Dataset records Start Marker

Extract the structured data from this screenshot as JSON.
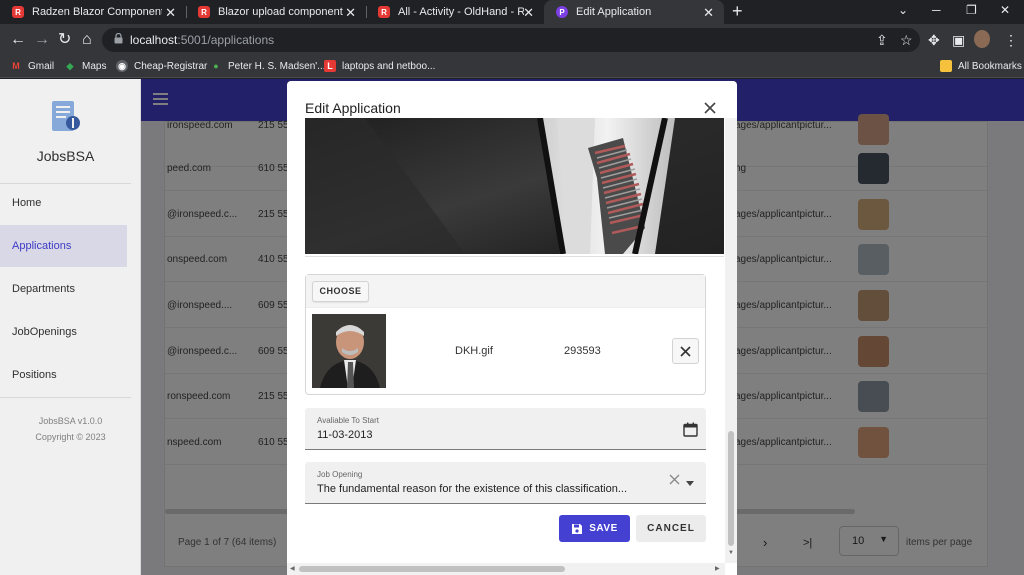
{
  "browser": {
    "tabs": [
      {
        "title": "Radzen Blazor Components",
        "icon": "radzen-icon",
        "color": "#e53935",
        "active": false
      },
      {
        "title": "Blazor upload component",
        "icon": "radzen-icon",
        "color": "#e53935",
        "active": false
      },
      {
        "title": "All - Activity - OldHand - Radzen",
        "icon": "radzen-icon",
        "color": "#e53935",
        "active": false
      },
      {
        "title": "Edit Application",
        "icon": "app-icon",
        "color": "#7b3fe4",
        "active": true
      }
    ],
    "url_host": "localhost",
    "url_rest": ":5001/applications",
    "bookmarks": [
      "Gmail",
      "Maps",
      "Cheap-Registrar",
      "Peter H. S. Madsen'...",
      "laptops and netboo...",
      "All Bookmarks"
    ]
  },
  "app": {
    "brand": "JobsBSA",
    "nav": [
      "Home",
      "Applications",
      "Departments",
      "JobOpenings",
      "Positions"
    ],
    "active_nav": "Applications",
    "version": "JobsBSA v1.0.0",
    "copyright": "Copyright © 2023",
    "accent": "#4340d2"
  },
  "table": {
    "rows": [
      {
        "email": "ironspeed.com",
        "phone": "215 55",
        "picture": "ages/applicantpictur..."
      },
      {
        "email": "peed.com",
        "phone": "610 55",
        "picture": "ng"
      },
      {
        "email": "@ironspeed.c...",
        "phone": "215 55",
        "picture": "ages/applicantpictur..."
      },
      {
        "email": "onspeed.com",
        "phone": "410 55",
        "picture": "ages/applicantpictur..."
      },
      {
        "email": "@ironspeed....",
        "phone": "609 55",
        "picture": "ages/applicantpictur..."
      },
      {
        "email": "@ironspeed.c...",
        "phone": "609 55",
        "picture": "ages/applicantpictur..."
      },
      {
        "email": "ronspeed.com",
        "phone": "215 55",
        "picture": "ages/applicantpictur..."
      },
      {
        "email": "nspeed.com",
        "phone": "610 55",
        "picture": "ages/applicantpictur..."
      }
    ],
    "pager_info": "Page 1 of 7 (64 items)",
    "page_size": "10",
    "items_per_page": "items per page"
  },
  "dialog": {
    "title": "Edit Application",
    "choose_label": "CHOOSE",
    "file_name": "DKH.gif",
    "file_size": "293593",
    "available_label": "Avaliable To Start",
    "available_value": "11-03-2013",
    "job_label": "Job Opening",
    "job_value": "The fundamental reason for the existence of this classification...",
    "save_label": "SAVE",
    "cancel_label": "CANCEL"
  }
}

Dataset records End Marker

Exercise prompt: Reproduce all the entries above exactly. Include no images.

Exercise result:
Extract the structured data from this screenshot as JSON.
{
  "browser": {
    "tabs": [
      {
        "title": "Radzen Blazor Components",
        "icon": "radzen-icon",
        "color": "#e53935",
        "active": false
      },
      {
        "title": "Blazor upload component",
        "icon": "radzen-icon",
        "color": "#e53935",
        "active": false
      },
      {
        "title": "All - Activity - OldHand - Radzen",
        "icon": "radzen-icon",
        "color": "#e53935",
        "active": false
      },
      {
        "title": "Edit Application",
        "icon": "app-icon",
        "color": "#7b3fe4",
        "active": true
      }
    ],
    "url_host": "localhost",
    "url_rest": ":5001/applications",
    "bookmarks": [
      "Gmail",
      "Maps",
      "Cheap-Registrar",
      "Peter H. S. Madsen'...",
      "laptops and netboo...",
      "All Bookmarks"
    ]
  },
  "app": {
    "brand": "JobsBSA",
    "nav": [
      "Home",
      "Applications",
      "Departments",
      "JobOpenings",
      "Positions"
    ],
    "active_nav": "Applications",
    "version": "JobsBSA v1.0.0",
    "copyright": "Copyright © 2023",
    "accent": "#4340d2"
  },
  "table": {
    "rows": [
      {
        "email": "ironspeed.com",
        "phone": "215 55",
        "picture": "ages/applicantpictur..."
      },
      {
        "email": "peed.com",
        "phone": "610 55",
        "picture": "ng"
      },
      {
        "email": "@ironspeed.c...",
        "phone": "215 55",
        "picture": "ages/applicantpictur..."
      },
      {
        "email": "onspeed.com",
        "phone": "410 55",
        "picture": "ages/applicantpictur..."
      },
      {
        "email": "@ironspeed....",
        "phone": "609 55",
        "picture": "ages/applicantpictur..."
      },
      {
        "email": "@ironspeed.c...",
        "phone": "609 55",
        "picture": "ages/applicantpictur..."
      },
      {
        "email": "ronspeed.com",
        "phone": "215 55",
        "picture": "ages/applicantpictur..."
      },
      {
        "email": "nspeed.com",
        "phone": "610 55",
        "picture": "ages/applicantpictur..."
      }
    ],
    "pager_info": "Page 1 of 7 (64 items)",
    "page_size": "10",
    "items_per_page": "items per page"
  },
  "dialog": {
    "title": "Edit Application",
    "choose_label": "CHOOSE",
    "file_name": "DKH.gif",
    "file_size": "293593",
    "available_label": "Avaliable To Start",
    "available_value": "11-03-2013",
    "job_label": "Job Opening",
    "job_value": "The fundamental reason for the existence of this classification...",
    "save_label": "SAVE",
    "cancel_label": "CANCEL"
  }
}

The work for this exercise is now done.